PROBLEM TO WORK ON
Copy out all the lines in the records that include the word "date".

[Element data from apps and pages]
· · ·
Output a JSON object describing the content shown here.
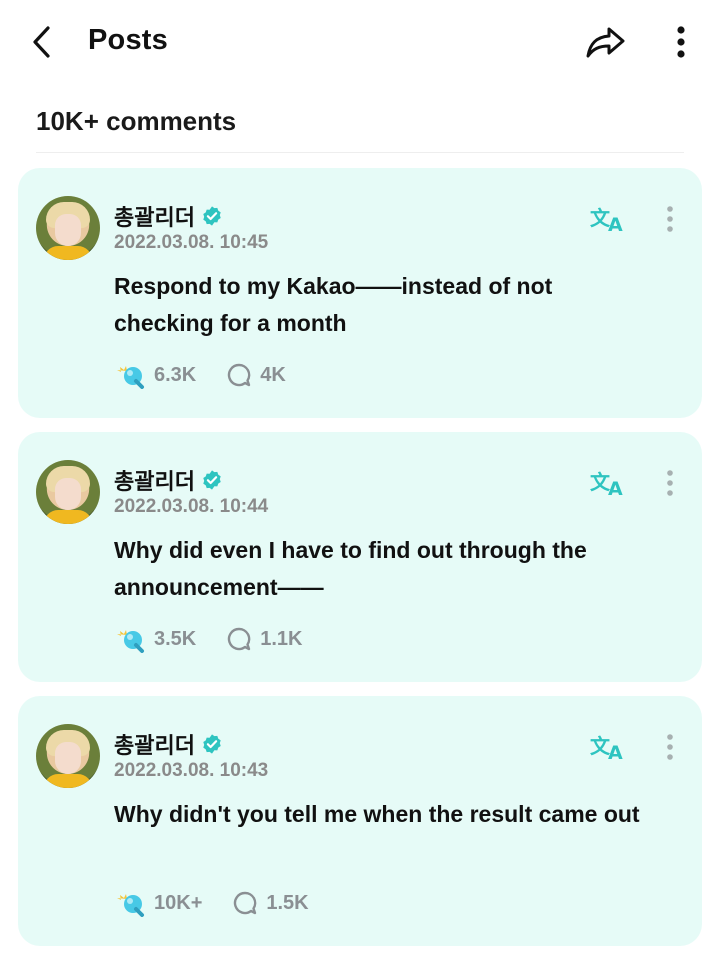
{
  "header": {
    "title": "Posts",
    "back_icon": "chevron-left-icon",
    "share_icon": "share-icon",
    "more_icon": "more-vertical-icon"
  },
  "comments_count": "10K+ comments",
  "colors": {
    "card_background": "#e6fbf7",
    "accent_teal": "#2ec4c0",
    "meta_grey": "#8a8a8a"
  },
  "comments": [
    {
      "author": "총괄리더",
      "date": "2022.03.08. 10:45",
      "text": "Respond to my Kakao——instead of not checking for a month",
      "likes": "6.3K",
      "replies": "4K"
    },
    {
      "author": "총괄리더",
      "date": "2022.03.08. 10:44",
      "text": "Why did even I have to find out through the announcement——",
      "likes": "3.5K",
      "replies": "1.1K"
    },
    {
      "author": "총괄리더",
      "date": "2022.03.08. 10:43",
      "text": "Why didn't you tell me when the result came out",
      "likes": "10K+",
      "replies": "1.5K"
    }
  ]
}
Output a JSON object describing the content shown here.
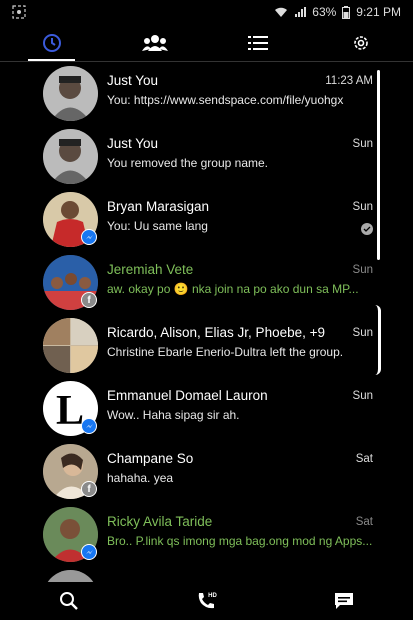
{
  "status": {
    "battery": "63%",
    "time": "9:21 PM"
  },
  "tabs": [
    {
      "name": "recent"
    },
    {
      "name": "groups"
    },
    {
      "name": "list"
    },
    {
      "name": "settings"
    }
  ],
  "conversations": [
    {
      "name": "Just You",
      "preview": "You: https://www.sendspace.com/file/yuohgx",
      "time": "11:23 AM",
      "badge": ""
    },
    {
      "name": "Just You",
      "preview": "You removed the group name.",
      "time": "Sun",
      "badge": ""
    },
    {
      "name": "Bryan Marasigan",
      "preview": "You: Uu same lang",
      "time": "Sun",
      "badge": "msg"
    },
    {
      "name": "Jeremiah Vete",
      "preview": "aw. okay po 🙂 nka join na po ako dun sa MP...",
      "time": "Sun",
      "badge": "fb"
    },
    {
      "name": "Ricardo, Alison, Elias Jr, Phoebe, +9",
      "preview": "Christine Ebarle Enerio-Dultra left the group.",
      "time": "Sun",
      "badge": ""
    },
    {
      "name": "Emmanuel Domael Lauron",
      "preview": "Wow.. Haha sipag sir ah.",
      "time": "Sun",
      "badge": "msg"
    },
    {
      "name": "Champane So",
      "preview": "hahaha.  yea",
      "time": "Sat",
      "badge": "fb"
    },
    {
      "name": "Ricky Avila Taride",
      "preview": "Bro.. P.link qs imong mga bag.ong mod ng Apps...",
      "time": "Sat",
      "badge": "msg"
    }
  ],
  "bottom": {
    "phone_hd": "HD"
  }
}
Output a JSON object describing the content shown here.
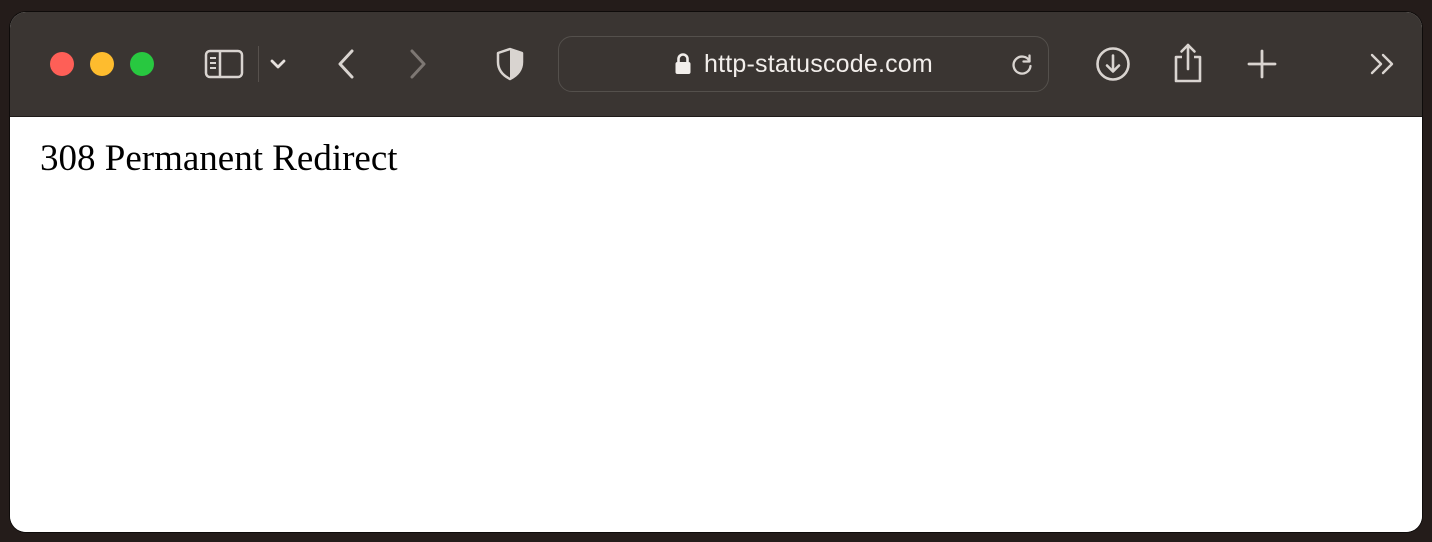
{
  "window": {
    "controls": [
      "close",
      "minimize",
      "zoom"
    ]
  },
  "toolbar": {
    "icons": {
      "sidebar": "sidebar-icon",
      "sidebar_menu": "chevron-down-icon",
      "back": "chevron-left-icon",
      "forward": "chevron-right-icon",
      "privacy": "shield-icon",
      "lock": "lock-icon",
      "reload": "reload-icon",
      "download": "download-icon",
      "share": "share-icon",
      "new_tab": "plus-icon",
      "overflow": "double-chevron-right-icon"
    },
    "forward_enabled": false
  },
  "address_bar": {
    "url": "http-statuscode.com"
  },
  "page": {
    "heading": "308 Permanent Redirect"
  },
  "colors": {
    "toolbar_bg": "#3a3532",
    "close": "#fe5f57",
    "minimize": "#febc2e",
    "zoom": "#28c840",
    "icon": "#d9d4d0",
    "icon_disabled": "#7d7773"
  }
}
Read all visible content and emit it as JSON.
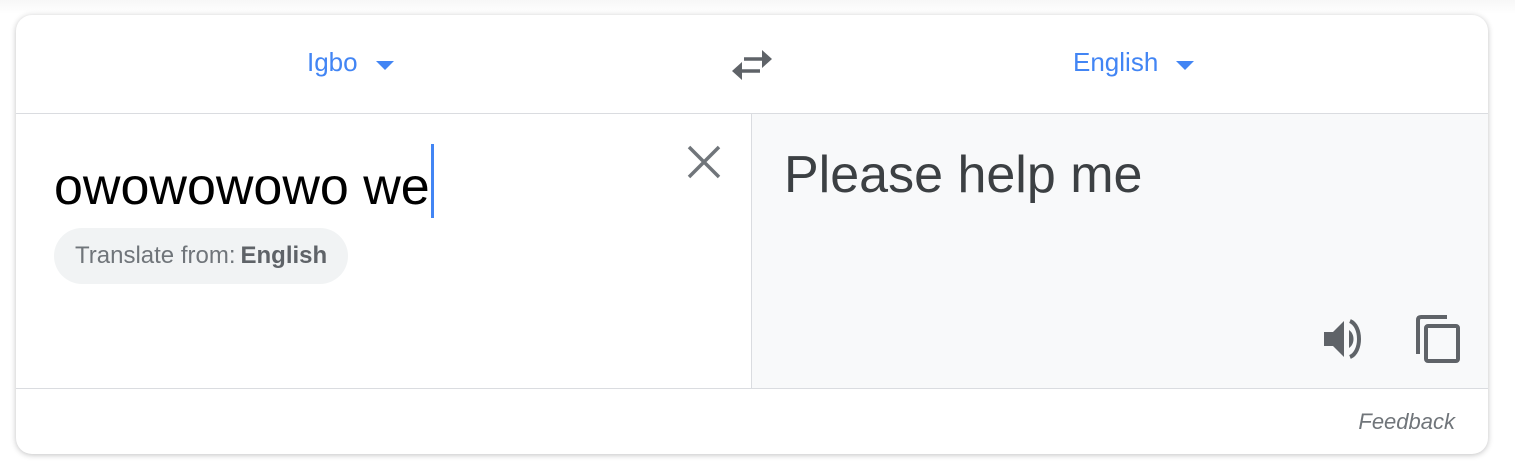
{
  "header": {
    "source_language": "Igbo",
    "target_language": "English",
    "swap_icon": "swap-arrows-icon",
    "dropdown_icon": "caret-down-icon"
  },
  "source": {
    "text": "owowowowo we",
    "clear_icon": "close-icon",
    "chip_prefix": "Translate from:",
    "chip_language": "English"
  },
  "target": {
    "text": "Please help me",
    "speaker_icon": "speaker-icon",
    "copy_icon": "copy-icon"
  },
  "footer": {
    "feedback_label": "Feedback"
  },
  "colors": {
    "accent": "#4285f4",
    "target_bg": "#f8f9fa",
    "chip_bg": "#f1f3f4",
    "icon_gray": "#5f6368"
  }
}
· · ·
WORKED SOLUTION
      "date": "2022.03.08. 10:45",
      "date": "2022.03.08. 10:44",
      "date": "2022.03.08. 10:43",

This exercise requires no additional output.